• _Directions_
Give only the number of lines in these records that contain the word "JSON".

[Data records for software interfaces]
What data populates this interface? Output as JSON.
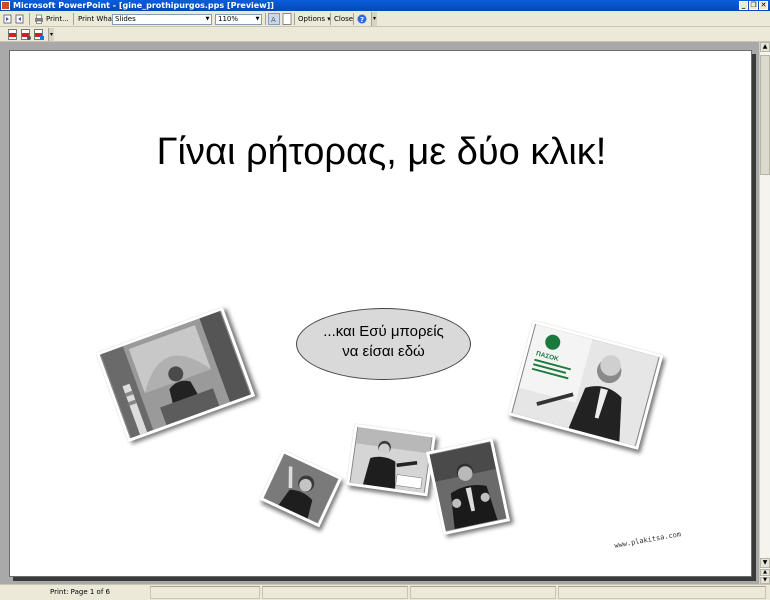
{
  "window": {
    "title": "Microsoft PowerPoint - [gine_prothipurgos.pps [Preview]]",
    "buttons": {
      "minimize": "_",
      "restore": "❐",
      "close": "✕"
    }
  },
  "toolbar": {
    "print_label": "Print...",
    "print_what_label": "Print What:",
    "print_what_value": "Slides",
    "zoom_value": "110%",
    "options_label": "Options ▾",
    "close_label": "Close"
  },
  "slide": {
    "title": "Γίναι ρήτορας, με δύο κλικ!",
    "callout_line1": "...και Εσύ μπορείς",
    "callout_line2": "να είσαι  εδώ",
    "photo_sign_text": "ΠΑΣΟΚ",
    "credit": "www.plakitsa.com"
  },
  "status": {
    "page_text": "Print: Page 1 of 6"
  },
  "colors": {
    "titlebar": "#0548b8",
    "chrome": "#ece9d8",
    "workspace": "#a9a9a9",
    "callout_fill": "#d9d9d9",
    "pasok_green": "#1a7a3c"
  }
}
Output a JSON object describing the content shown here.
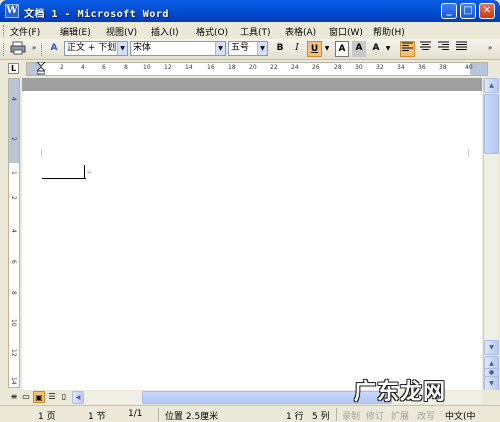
{
  "window": {
    "title": "文档 1 - Microsoft Word",
    "app_icon": "W",
    "min": "_",
    "max": "□",
    "close": "✕"
  },
  "menu": [
    "文件(F)",
    "编辑(E)",
    "视图(V)",
    "插入(I)",
    "格式(O)",
    "工具(T)",
    "表格(A)",
    "窗口(W)",
    "帮助(H)"
  ],
  "toolbar": {
    "style_value": "正文 + 下划",
    "font_value": "宋体",
    "size_value": "五号",
    "bold": "B",
    "italic": "I",
    "underline": "U",
    "font_color": "A",
    "highlight": "A",
    "char_border": "A"
  },
  "ruler": {
    "corner": "L",
    "numbers": [
      "2",
      "4",
      "6",
      "8",
      "10",
      "12",
      "14",
      "16",
      "18",
      "20",
      "22",
      "24",
      "26",
      "28",
      "30",
      "32",
      "34",
      "36",
      "38",
      "40"
    ],
    "v_numbers": [
      "4",
      "2",
      "1",
      "2",
      "4",
      "6",
      "8",
      "10",
      "12",
      "14"
    ]
  },
  "status": {
    "page": "1 页",
    "section": "1 节",
    "page_of": "1/1",
    "position": "位置 2.5厘米",
    "line": "1 行",
    "column": "5 列",
    "rec": "录制",
    "trk": "修订",
    "ext": "扩展",
    "ovr": "改写",
    "lang": "中文(中"
  },
  "watermark": "广东龙网"
}
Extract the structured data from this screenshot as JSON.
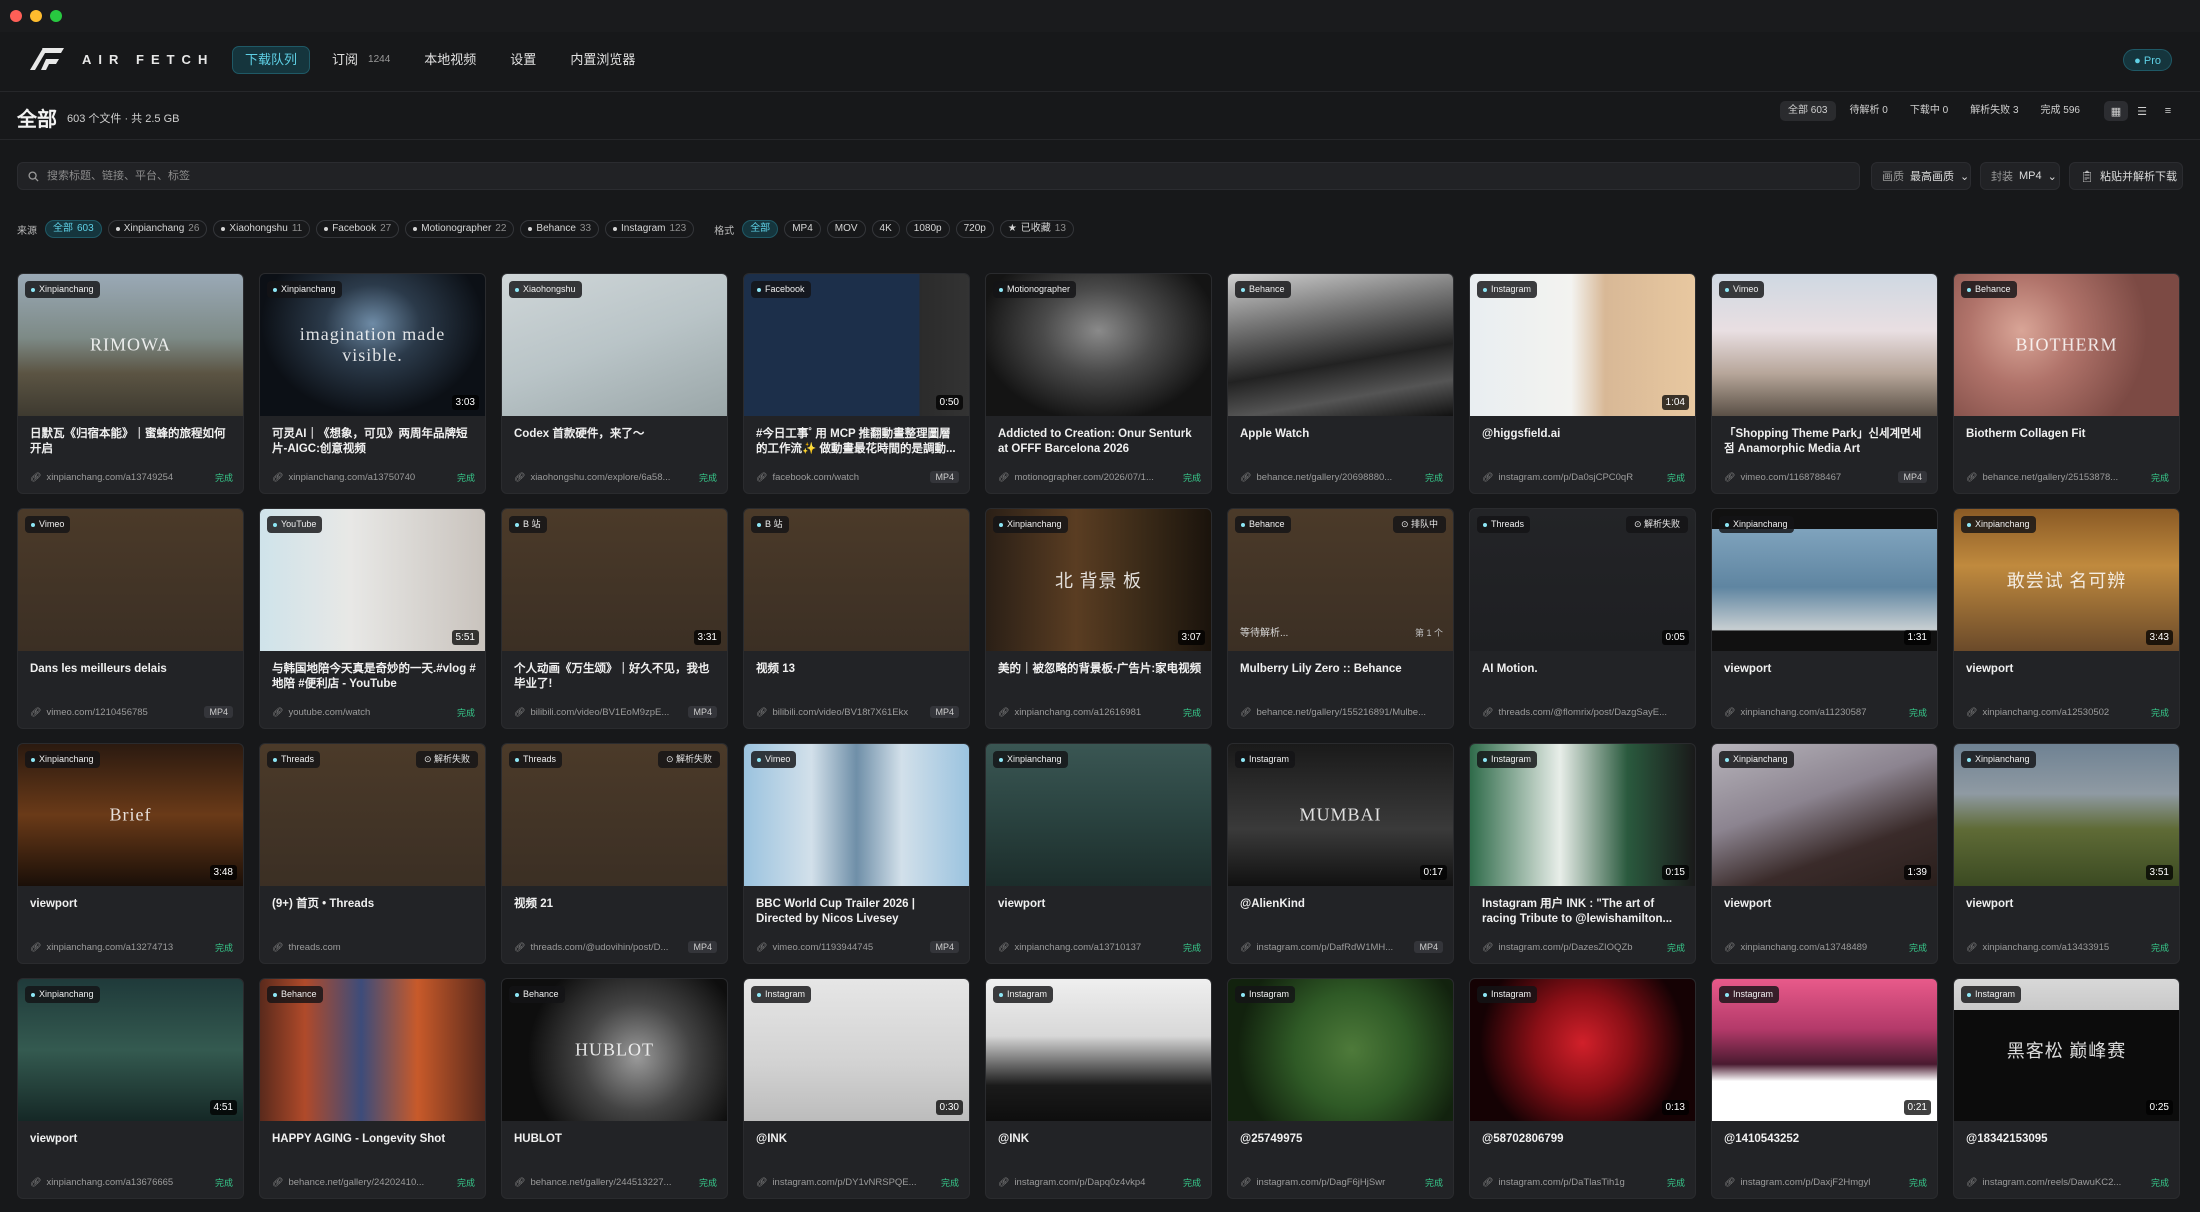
{
  "colors": {
    "accent": "#5fd1e6",
    "done": "#37c98b",
    "bg": "#17181a"
  },
  "app": {
    "brand": "AIR FETCH",
    "pro": "Pro"
  },
  "nav": {
    "tabs": [
      {
        "label": "下载队列",
        "count": ""
      },
      {
        "label": "订阅",
        "count": "1244"
      },
      {
        "label": "本地视频",
        "count": ""
      },
      {
        "label": "设置",
        "count": ""
      },
      {
        "label": "内置浏览器",
        "count": ""
      }
    ]
  },
  "header": {
    "title": "全部",
    "subtitle": "603 个文件 · 共 2.5 GB",
    "stats": [
      "全部 603",
      "待解析 0",
      "下载中 0",
      "解析失败 3",
      "完成 596"
    ]
  },
  "search": {
    "placeholder": "搜索标题、链接、平台、标签"
  },
  "controls": {
    "quality_label": "画质",
    "quality_value": "最高画质",
    "format_label": "封装",
    "format_value": "MP4",
    "paste_button": "粘贴并解析下载"
  },
  "filters": {
    "source_label": "来源",
    "sources": [
      {
        "name": "全部",
        "count": "603"
      },
      {
        "name": "Xinpianchang",
        "count": "26"
      },
      {
        "name": "Xiaohongshu",
        "count": "11"
      },
      {
        "name": "Facebook",
        "count": "27"
      },
      {
        "name": "Motionographer",
        "count": "22"
      },
      {
        "name": "Behance",
        "count": "33"
      },
      {
        "name": "Instagram",
        "count": "123"
      }
    ],
    "format_label": "格式",
    "formats": [
      "全部",
      "MP4",
      "MOV",
      "4K",
      "1080p",
      "720p"
    ],
    "starred": {
      "name": "已收藏",
      "count": "13"
    }
  },
  "cards": [
    {
      "source": "Xinpianchang",
      "title": "日默瓦《归宿本能》｜蜜蜂的旅程如何开启",
      "url": "xinpianchang.com/a13749254",
      "tag": "完成",
      "duration": "",
      "status": "",
      "thumb": "linear-gradient(180deg,#9aa9b6 0%,#7d8a86 45%,#5b5443 70%,#3e3a30 100%)",
      "overlay": "RIMOWA"
    },
    {
      "source": "Xinpianchang",
      "title": "可灵AI｜《想象，可见》两周年品牌短片-AIGC:创意视频",
      "url": "xinpianchang.com/a13750740",
      "tag": "完成",
      "duration": "3:03",
      "status": "",
      "thumb": "radial-gradient(ellipse at 50% 35%,#6e8ba6 0%,#2b3a4a 30%,#0c1016 70%)",
      "overlay": "imagination made visible."
    },
    {
      "source": "Xiaohongshu",
      "title": "Codex 首款硬件，来了～",
      "url": "xiaohongshu.com/explore/6a58...",
      "tag": "完成",
      "duration": "",
      "status": "",
      "thumb": "linear-gradient(160deg,#cfd6d8 0%,#b9c4c7 50%,#9aa6a8 100%)",
      "overlay": ""
    },
    {
      "source": "Facebook",
      "title": "#今日工事˚ 用 MCP 推翻動畫整理圖層的工作流✨ 做動畫最花時間的是調動...",
      "url": "facebook.com/watch",
      "tag": "MP4",
      "duration": "0:50",
      "status": "",
      "thumb": "linear-gradient(90deg,#1c2f4a 0%,#1c2f4a 78%,#2b2b2b 78%,#333 100%)",
      "overlay": ""
    },
    {
      "source": "Motionographer",
      "title": "Addicted to Creation: Onur Senturk at OFFF Barcelona 2026",
      "url": "motionographer.com/2026/07/1...",
      "tag": "完成",
      "duration": "",
      "status": "",
      "thumb": "radial-gradient(ellipse at 50% 40%,#8a8a8a 0%,#4a4a4a 35%,#141414 75%)",
      "overlay": ""
    },
    {
      "source": "Behance",
      "title": "Apple Watch",
      "url": "behance.net/gallery/20698880...",
      "tag": "完成",
      "duration": "",
      "status": "",
      "thumb": "linear-gradient(170deg,#d0d0d0 0%,#777 30%,#222 60%,#555 80%,#111 100%)",
      "overlay": ""
    },
    {
      "source": "Instagram",
      "title": "@higgsfield.ai",
      "url": "instagram.com/p/Da0sjCPC0qR",
      "tag": "完成",
      "duration": "1:04",
      "status": "",
      "thumb": "linear-gradient(90deg,#e9eef1 0%,#f3f3f0 45%,#d8b896 60%,#e8c8a0 100%)",
      "overlay": ""
    },
    {
      "source": "Vimeo",
      "title": "「Shopping Theme Park」신세계면세점 Anamorphic Media Art",
      "url": "vimeo.com/1168788467",
      "tag": "MP4",
      "duration": "",
      "status": "",
      "thumb": "linear-gradient(180deg,#cfd8e2 0%,#e9dfe2 40%,#b7a69a 70%,#5a5046 100%)",
      "overlay": ""
    },
    {
      "source": "Behance",
      "title": "Biotherm Collagen Fit",
      "url": "behance.net/gallery/25153878...",
      "tag": "完成",
      "duration": "",
      "status": "",
      "thumb": "radial-gradient(circle at 30% 40%,#d9a597 0%,#b0736a 30%,#7c4a44 70%)",
      "overlay": "BIOTHERM"
    },
    {
      "source": "Vimeo",
      "title": "Dans les meilleurs delais",
      "url": "vimeo.com/1210456785",
      "tag": "MP4",
      "duration": "",
      "status": "",
      "thumb": "linear-gradient(180deg,#4b3a29 0%,#3b2f24 100%)",
      "overlay": ""
    },
    {
      "source": "YouTube",
      "title": "与韩国地陪今天真是奇妙的一天.#vlog #地陪 #便利店 - YouTube",
      "url": "youtube.com/watch",
      "tag": "完成",
      "duration": "5:51",
      "status": "",
      "thumb": "linear-gradient(90deg,#cfe3ea 0%,#e8e8e6 40%,#c9c3bd 100%)",
      "overlay": ""
    },
    {
      "source": "B 站",
      "title": "个人动画《万生颂》｜好久不见，我也毕业了!",
      "url": "bilibili.com/video/BV1EoM9zpE...",
      "tag": "MP4",
      "duration": "3:31",
      "status": "",
      "thumb": "linear-gradient(180deg,#4b3a29 0%,#3b2f24 100%)",
      "overlay": ""
    },
    {
      "source": "B 站",
      "title": "视频 13",
      "url": "bilibili.com/video/BV18t7X61Ekx",
      "tag": "MP4",
      "duration": "",
      "status": "",
      "thumb": "linear-gradient(180deg,#4b3a29 0%,#3b2f24 100%)",
      "overlay": ""
    },
    {
      "source": "Xinpianchang",
      "title": "美的｜被忽略的背景板-广告片:家电视频",
      "url": "xinpianchang.com/a12616981",
      "tag": "完成",
      "duration": "3:07",
      "status": "",
      "thumb": "linear-gradient(90deg,#2a1f16 0%,#5a3d22 40%,#3a2a18 70%,#1a130c 100%)",
      "overlay": "北 背景 板"
    },
    {
      "source": "Behance",
      "title": "Mulberry Lily Zero :: Behance",
      "url": "behance.net/gallery/155216891/Mulbe...",
      "tag": "",
      "duration": "",
      "status": "排队中",
      "thumb": "linear-gradient(180deg,#4b3a29 0%,#3b2f24 100%)",
      "overlay": "",
      "waiting": "等待解析...",
      "queue": "第 1 个"
    },
    {
      "source": "Threads",
      "title": "AI Motion.",
      "url": "threads.com/@flomrix/post/DazgSayE...",
      "tag": "",
      "duration": "0:05",
      "status": "解析失败",
      "thumb": "linear-gradient(180deg,#232427 0%,#1e1f22 100%)",
      "overlay": ""
    },
    {
      "source": "Xinpianchang",
      "title": "viewport",
      "url": "xinpianchang.com/a11230587",
      "tag": "完成",
      "duration": "1:31",
      "status": "",
      "thumb": "linear-gradient(180deg,#111 0%,#111 14%,#7fa3bd 14%,#5f85a1 55%,#c8cfd2 85%,#111 86%)",
      "overlay": ""
    },
    {
      "source": "Xinpianchang",
      "title": "viewport",
      "url": "xinpianchang.com/a12530502",
      "tag": "完成",
      "duration": "3:43",
      "status": "",
      "thumb": "linear-gradient(180deg,#8a5a25 0%,#c08a3e 40%,#6b4a2a 100%)",
      "overlay": "敢尝试 名可辨"
    },
    {
      "source": "Xinpianchang",
      "title": "viewport",
      "url": "xinpianchang.com/a13274713",
      "tag": "完成",
      "duration": "3:48",
      "status": "",
      "thumb": "linear-gradient(180deg,#2b1a10 0%,#6a3a18 50%,#1a0f08 100%)",
      "overlay": "Brief"
    },
    {
      "source": "Threads",
      "title": "(9+) 首页 • Threads",
      "url": "threads.com",
      "tag": "",
      "duration": "",
      "status": "解析失败",
      "thumb": "linear-gradient(180deg,#4b3a29 0%,#3b2f24 100%)",
      "overlay": ""
    },
    {
      "source": "Threads",
      "title": "视频 21",
      "url": "threads.com/@udovihin/post/D...",
      "tag": "MP4",
      "duration": "",
      "status": "解析失败",
      "thumb": "linear-gradient(180deg,#4b3a29 0%,#3b2f24 100%)",
      "overlay": ""
    },
    {
      "source": "Vimeo",
      "title": "BBC World Cup Trailer 2026 | Directed by Nicos Livesey",
      "url": "vimeo.com/1193944745",
      "tag": "MP4",
      "duration": "",
      "status": "",
      "thumb": "linear-gradient(90deg,#9bc3df 0%,#d2e0ea 30%,#6f8fa8 50%,#d2e0ea 70%,#9bc3df 100%)",
      "overlay": ""
    },
    {
      "source": "Xinpianchang",
      "title": "viewport",
      "url": "xinpianchang.com/a13710137",
      "tag": "完成",
      "duration": "",
      "status": "",
      "thumb": "linear-gradient(180deg,#3a5653 0%,#2a4340 50%,#1c2d2b 100%)",
      "overlay": ""
    },
    {
      "source": "Instagram",
      "title": "@AlienKind",
      "url": "instagram.com/p/DafRdW1MH...",
      "tag": "MP4",
      "duration": "0:17",
      "status": "",
      "thumb": "linear-gradient(180deg,#1a1a1a 0%,#3a3a3a 60%,#111 100%)",
      "overlay": "MUMBAI"
    },
    {
      "source": "Instagram",
      "title": "Instagram 用户 INK : \"The art of racing Tribute to @lewishamilton...",
      "url": "instagram.com/p/DazesZIOQZb",
      "tag": "完成",
      "duration": "0:15",
      "status": "",
      "thumb": "linear-gradient(90deg,#2f6b4a 0%,#e8eee9 40%,#2a5a3e 70%,#1a1a1a 100%)",
      "overlay": ""
    },
    {
      "source": "Xinpianchang",
      "title": "viewport",
      "url": "xinpianchang.com/a13748489",
      "tag": "完成",
      "duration": "1:39",
      "status": "",
      "thumb": "linear-gradient(160deg,#b7b4bb 0%,#8c8490 40%,#3a2b2a 70%,#2a1f1c 100%)",
      "overlay": ""
    },
    {
      "source": "Xinpianchang",
      "title": "viewport",
      "url": "xinpianchang.com/a13433915",
      "tag": "完成",
      "duration": "3:51",
      "status": "",
      "thumb": "linear-gradient(180deg,#6f8293 0%,#8f9aa3 35%,#5f6b36 60%,#3b4a22 100%)",
      "overlay": ""
    },
    {
      "source": "Xinpianchang",
      "title": "viewport",
      "url": "xinpianchang.com/a13676665",
      "tag": "完成",
      "duration": "4:51",
      "status": "",
      "thumb": "linear-gradient(180deg,#1f3a3a 0%,#345a50 50%,#152826 100%)",
      "overlay": ""
    },
    {
      "source": "Behance",
      "title": "HAPPY AGING - Longevity Shot",
      "url": "behance.net/gallery/24202410...",
      "tag": "完成",
      "duration": "",
      "status": "",
      "thumb": "linear-gradient(90deg,#5a2a1c 0%,#b04a2a 20%,#3d4c7a 45%,#c85a2a 70%,#5a2a1c 100%)",
      "overlay": ""
    },
    {
      "source": "Behance",
      "title": "HUBLOT",
      "url": "behance.net/gallery/244513227...",
      "tag": "完成",
      "duration": "",
      "status": "",
      "thumb": "radial-gradient(circle at 60% 55%,#9a9a9a 0%,#444 35%,#0e0e0e 70%)",
      "overlay": "HUBLOT"
    },
    {
      "source": "Instagram",
      "title": "@INK",
      "url": "instagram.com/p/DY1vNRSPQE...",
      "tag": "完成",
      "duration": "0:30",
      "status": "",
      "thumb": "linear-gradient(180deg,#e6e6e6 0%,#d2d2d2 60%,#bcbcbc 100%)",
      "overlay": ""
    },
    {
      "source": "Instagram",
      "title": "@INK",
      "url": "instagram.com/p/Dapq0z4vkp4",
      "tag": "完成",
      "duration": "",
      "status": "",
      "thumb": "linear-gradient(180deg,#efefef 0%,#d8d8d8 40%,#1a1a1a 75%,#0e0e0e 100%)",
      "overlay": ""
    },
    {
      "source": "Instagram",
      "title": "@25749975",
      "url": "instagram.com/p/DagF6jHjSwr",
      "tag": "完成",
      "duration": "",
      "status": "",
      "thumb": "radial-gradient(circle at 55% 50%,#4e7a3a 0%,#2f5a26 40%,#12220e 80%)",
      "overlay": ""
    },
    {
      "source": "Instagram",
      "title": "@58702806799",
      "url": "instagram.com/p/DaTlasTih1g",
      "tag": "完成",
      "duration": "0:13",
      "status": "",
      "thumb": "radial-gradient(circle at 50% 45%,#d1202a 0%,#8a0f16 35%,#150204 75%)",
      "overlay": ""
    },
    {
      "source": "Instagram",
      "title": "@1410543252",
      "url": "instagram.com/p/DaxjF2Hmgyl",
      "tag": "完成",
      "duration": "0:21",
      "status": "",
      "thumb": "linear-gradient(180deg,#e85a8a 0%,#b43a6a 35%,#4a1a30 60%,#ffffff 72%,#ffffff 100%)",
      "overlay": ""
    },
    {
      "source": "Instagram",
      "title": "@18342153095",
      "url": "instagram.com/reels/DawuKC2...",
      "tag": "完成",
      "duration": "0:25",
      "status": "",
      "thumb": "linear-gradient(180deg,#d8d8d8 0%,#c9c9c9 22%,#0c0c0c 22%,#0c0c0c 100%)",
      "overlay": "黑客松 巅峰赛"
    }
  ]
}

• _Task output_
3